Near Key West, Thursday, May
here we are, motor sailing along at 9 knots on a course of 350M, recently
emerged from the Old Bahama Channel. The
current ran a knot or more against us all night and is against us now, as we
run up the east side of Cay Sal Bank.
This crewman thinks we will begin to find less current against us as we
head for the main body of the Gulf Stream, where we will get a on board for a
3+knot boost north. First time sailing
in this area, but third crossing of the GS, the world’s largest river. It is a beautiful day, with a sunny sky, a
few small, scattered clouds and fairly calm seas, swells 2 to 3 feet.
favorable conditions forecast, we had left M dock at Nanny Cay at 0800
Saturday, as planned and were soon leaving the BVI’s and looking back with
regret at leaving and appreciation of the beauty of the mountains, scattered
islands and seaways, as well as smiles at what fun meeting and chatting with
the ARC staff, sailors and local people had been. I do hope that Isabella’s photo of me
struggling to hold and not spill 4 rum punches doesn’t get back to my kids. Such a photo would imply that I actually
drank these drinks and we can’t have that.
The rookie crewmen on our boat chose the
first half of the evening for night watch as we turned west and began to slid
past the north side of the American Virgin Islands and Puerto Rico. This group of ARC boats started with 5 boats,
including Miles and Peter on Karina, which had stopped in St. Thomas to pick up
a crew member. So Nordik Light was ahead
of the pack for the first couple of days.
Not that anyone cares about these things, as all involved are laid-back
We sailed past Puerto Rico, then Dominican
Republic and Haiti, heading for the entrance to Old Bahama Channel near Diamond
Point. As the days and nights passed
this writer got more comfortable with the unfamiliar rhythms of the week’s
passage, staying awake for night watch, sleeping in the late ends of the night
and grabbing naps during the days. 2 am

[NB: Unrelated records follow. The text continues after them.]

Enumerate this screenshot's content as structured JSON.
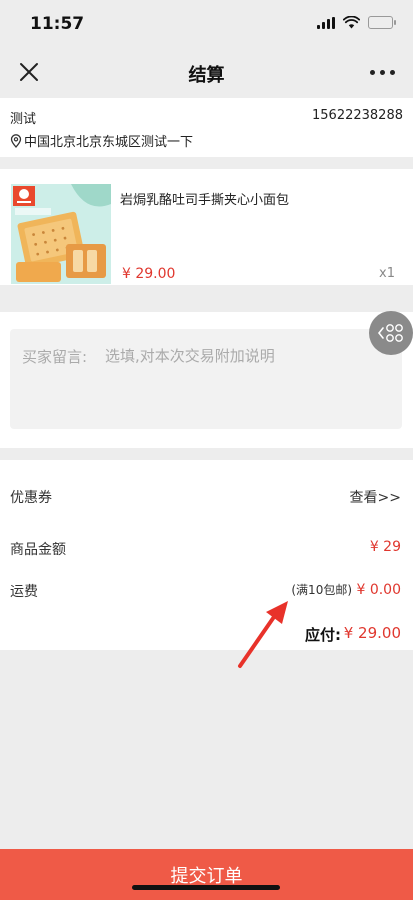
{
  "status_bar": {
    "time": "11:57"
  },
  "nav": {
    "title": "结算"
  },
  "address": {
    "name": "测试",
    "phone": "15622238288",
    "detail": "中国北京北京东城区测试一下"
  },
  "product": {
    "name": "岩焗乳酪吐司手撕夹心小面包",
    "price": "¥ 29.00",
    "quantity": "x1",
    "image_brand": "良品铺子"
  },
  "note": {
    "label": "买家留言:",
    "placeholder": "选填,对本次交易附加说明"
  },
  "summary": {
    "coupon_label": "优惠券",
    "coupon_link": "查看>>",
    "goods_amount_label": "商品金额",
    "goods_amount_value": "¥ 29",
    "shipping_label": "运费",
    "shipping_note": "(满10包邮)",
    "shipping_value": "¥ 0.00",
    "total_label": "应付:",
    "total_value": "¥ 29.00"
  },
  "submit": {
    "label": "提交订单"
  },
  "colors": {
    "accent_red": "#e0372e",
    "submit_bg": "#ef5a47",
    "page_bg": "#ededed"
  }
}
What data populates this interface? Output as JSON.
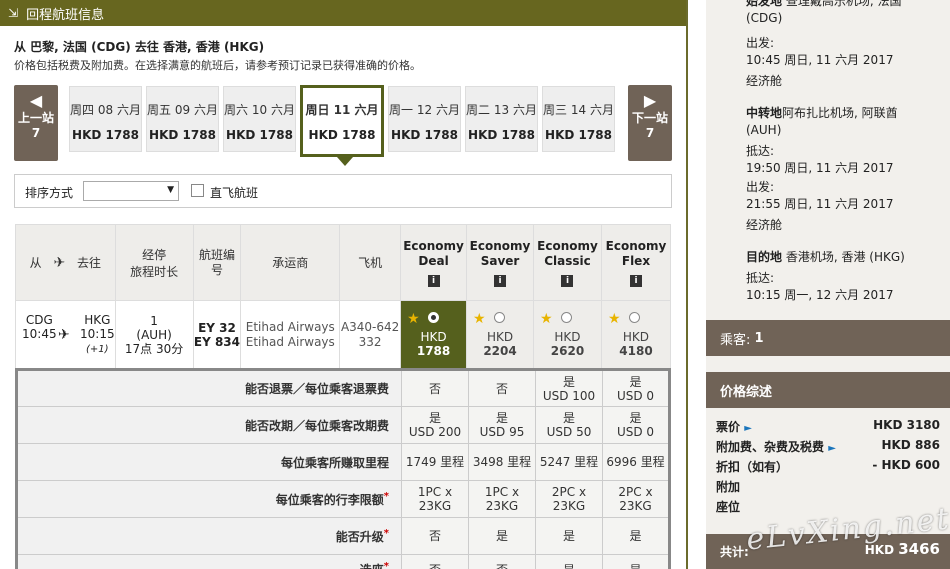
{
  "header": {
    "title": "回程航班信息",
    "icon": "collapse-arrow-icon"
  },
  "route": "从 巴黎, 法国 (CDG) 去往 香港, 香港 (HKG)",
  "note": "价格包括税费及附加费。在选择满意的航班后，请参考预订记录已获得准确的价格。",
  "nav": {
    "prev": [
      "上一站",
      "7"
    ],
    "next": [
      "下一站",
      "7"
    ]
  },
  "dates": [
    {
      "label": "周四 08 六月",
      "price": "HKD 1788"
    },
    {
      "label": "周五 09 六月",
      "price": "HKD 1788"
    },
    {
      "label": "周六 10 六月",
      "price": "HKD 1788"
    },
    {
      "label": "周日 11 六月",
      "price": "HKD 1788",
      "selected": true
    },
    {
      "label": "周一 12 六月",
      "price": "HKD 1788"
    },
    {
      "label": "周二 13 六月",
      "price": "HKD 1788"
    },
    {
      "label": "周三 14 六月",
      "price": "HKD 1788"
    }
  ],
  "sort": {
    "label": "排序方式",
    "value": "",
    "direct_label": "直飞航班"
  },
  "table": {
    "headers": {
      "from": "从",
      "to": "去往",
      "stops": "经停",
      "duration": "旅程时长",
      "flightno": "航班编号",
      "carrier": "承运商",
      "aircraft": "飞机"
    },
    "fares": [
      {
        "name": [
          "Economy",
          "Deal"
        ],
        "currency": "HKD",
        "price": "1788",
        "selected": true
      },
      {
        "name": [
          "Economy",
          "Saver"
        ],
        "currency": "HKD",
        "price": "2204"
      },
      {
        "name": [
          "Economy",
          "Classic"
        ],
        "currency": "HKD",
        "price": "2620"
      },
      {
        "name": [
          "Economy",
          "Flex"
        ],
        "currency": "HKD",
        "price": "4180"
      }
    ],
    "flight": {
      "from_code": "CDG",
      "from_time": "10:45",
      "to_code": "HKG",
      "to_time": "10:15",
      "to_day": "(+1)",
      "stops": "1",
      "via": "(AUH)",
      "duration": "17点 30分",
      "flightnos": [
        "EY 32",
        "EY 834"
      ],
      "carriers": [
        "Etihad Airways",
        "Etihad Airways"
      ],
      "aircraft": [
        "A340-642",
        "332"
      ]
    }
  },
  "details": [
    {
      "q": "能否退票／每位乘客退票费",
      "v": [
        [
          "否"
        ],
        [
          "否"
        ],
        [
          "是",
          "USD 100"
        ],
        [
          "是",
          "USD 0"
        ]
      ]
    },
    {
      "q": "能否改期／每位乘客改期费",
      "v": [
        [
          "是",
          "USD 200"
        ],
        [
          "是",
          "USD 95"
        ],
        [
          "是",
          "USD 50"
        ],
        [
          "是",
          "USD 0"
        ]
      ]
    },
    {
      "q": "每位乘客所赚取里程",
      "v": [
        [
          "1749 里程"
        ],
        [
          "3498 里程"
        ],
        [
          "5247 里程"
        ],
        [
          "6996 里程"
        ]
      ]
    },
    {
      "q": "每位乘客的行李限额",
      "star": "*",
      "v": [
        [
          "1PC x",
          "23KG"
        ],
        [
          "1PC x",
          "23KG"
        ],
        [
          "2PC x",
          "23KG"
        ],
        [
          "2PC x",
          "23KG"
        ]
      ]
    },
    {
      "q": "能否升级",
      "star": "*",
      "v": [
        [
          "否"
        ],
        [
          "是"
        ],
        [
          "是"
        ],
        [
          "是"
        ]
      ]
    },
    {
      "q": "选座",
      "star": "*",
      "v": [
        [
          "否"
        ],
        [
          "否"
        ],
        [
          "是"
        ],
        [
          "是"
        ]
      ]
    }
  ],
  "itinerary": {
    "origin_top": "始发地",
    "origin_airport": "查理戴高乐机场, 法国",
    "origin_code": "(CDG)",
    "dep_label": "出发:",
    "dep_time": "10:45 周日, 11 六月 2017",
    "cabin1": "经济舱",
    "transit_label": "中转地",
    "transit_airport": "阿布扎比机场, 阿联酋",
    "transit_code": "(AUH)",
    "arr_label": "抵达:",
    "transit_arr": "19:50 周日, 11 六月 2017",
    "transit_dep_label": "出发:",
    "transit_dep": "21:55 周日, 11 六月 2017",
    "cabin2": "经济舱",
    "dest_label": "目的地",
    "dest_airport": "香港机场, 香港 (HKG)",
    "dest_arr_label": "抵达:",
    "dest_arr": "10:15 周一, 12 六月 2017"
  },
  "passengers": {
    "label": "乘客:",
    "value": "1"
  },
  "summary": {
    "title": "价格综述",
    "rows": [
      {
        "label": "票价",
        "arrow": "►",
        "value": "HKD 3180"
      },
      {
        "label": "附加费、杂费及税费",
        "arrow": "►",
        "value": "HKD 886"
      },
      {
        "label": "折扣（如有）",
        "value": "- HKD 600"
      },
      {
        "label": "附加",
        "value": ""
      },
      {
        "label": "座位",
        "value": ""
      }
    ],
    "total_label": "共计:",
    "total_currency": "HKD",
    "total_value": "3466"
  },
  "watermark": "eLvXing.net"
}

got more comfortable; staying alert and awake got easier. After quite a lot of starboard stern
quartering waves and a rolling boat the first nights, we got calmer swells,
winds from the southeast, sometimes backing into the northeast, but by and
large the ride got more comfortable as we went on. Another real blessing was the moon
approaching full by the night of the 10th. So we had a waxing, gibbous moon lighting up
the world around us. By the 10th,
last night, riding along in the early night we kept feeling that a car with its
bright headlights was following us, so we had some fun making finger animals
shadows on the instrument panels….Hey, look at this dog…. A rabbit…..Is that a pterodactyl?
With rolling seas and winds off or behind the beam,
Nordik Light used the suggestion and demonstration of rigging a whisker pole,
from one of the ARC briefings during the week of preparation. This writer had
used this gear before, more than 10 years ago on his first boat, so Andy’s
refresher helped with better-organized deployment, as the procedures and use of
lines were fresh in mind. Again, thanks
to Andy and to ARC for improving the level of sailing competence in this area. Holding out our jib steadied and quieted the
sail, reducing the wear on the sail and making for a quieter night ride for the
slumbering crew off watch.
forecasting is very important to boaters, with weather being a major
determinant of the pleasure as well as the safety of the voyager. In this regard, we have experienced very good
weather, favorable winds and relatively comfortable seas. We sailed into several lovely sunsets and
only two times did any dodging of small, building cumulous clouds with
rain. None of these built into the
towering Cumulo-Nimbus with downdrafts, hail and lightning. We were successful in finding a gap in a line
of rain clouds that had built up over the southern end of the Bahama Banks. We got through on the right side of the rain
cloud in the photo.
5:00, Captain Art was checking on switching the water tanks and saw some fluid
and unusual vibration of the main engine belt.
The engine was slowed down, run to cool it and, then, shut down. The alternator had broken one of its
attachment bolts and a bracket, the belt and the alternator itself were
vibrating way too much, so some wire ties and safety wire were used to secure
it in place and to keep the belt relatively tight, which was necessary to keep
the engine coolant pump turning. Then we
went on, keeping a sharp eye on the water temperature gauge and an attentive
ear for any unusual sounds, like if the alternator should fall off and make a
loud thump. Nordik Light’s captain and
crew decided to take the remaining 150 miles nice and easy and to head further
west around the northeastern tip of Cay Sal Bank to try to get the speed boost
from the Gulf Stream sooner. The repairs
held together and we arrived at Bahia Mar Marina at 1600, secured our dock
lines and enjoyed a cold Caribe after 7 days of being a dry boat!
P5061258 P5071269 P5091282 P5121292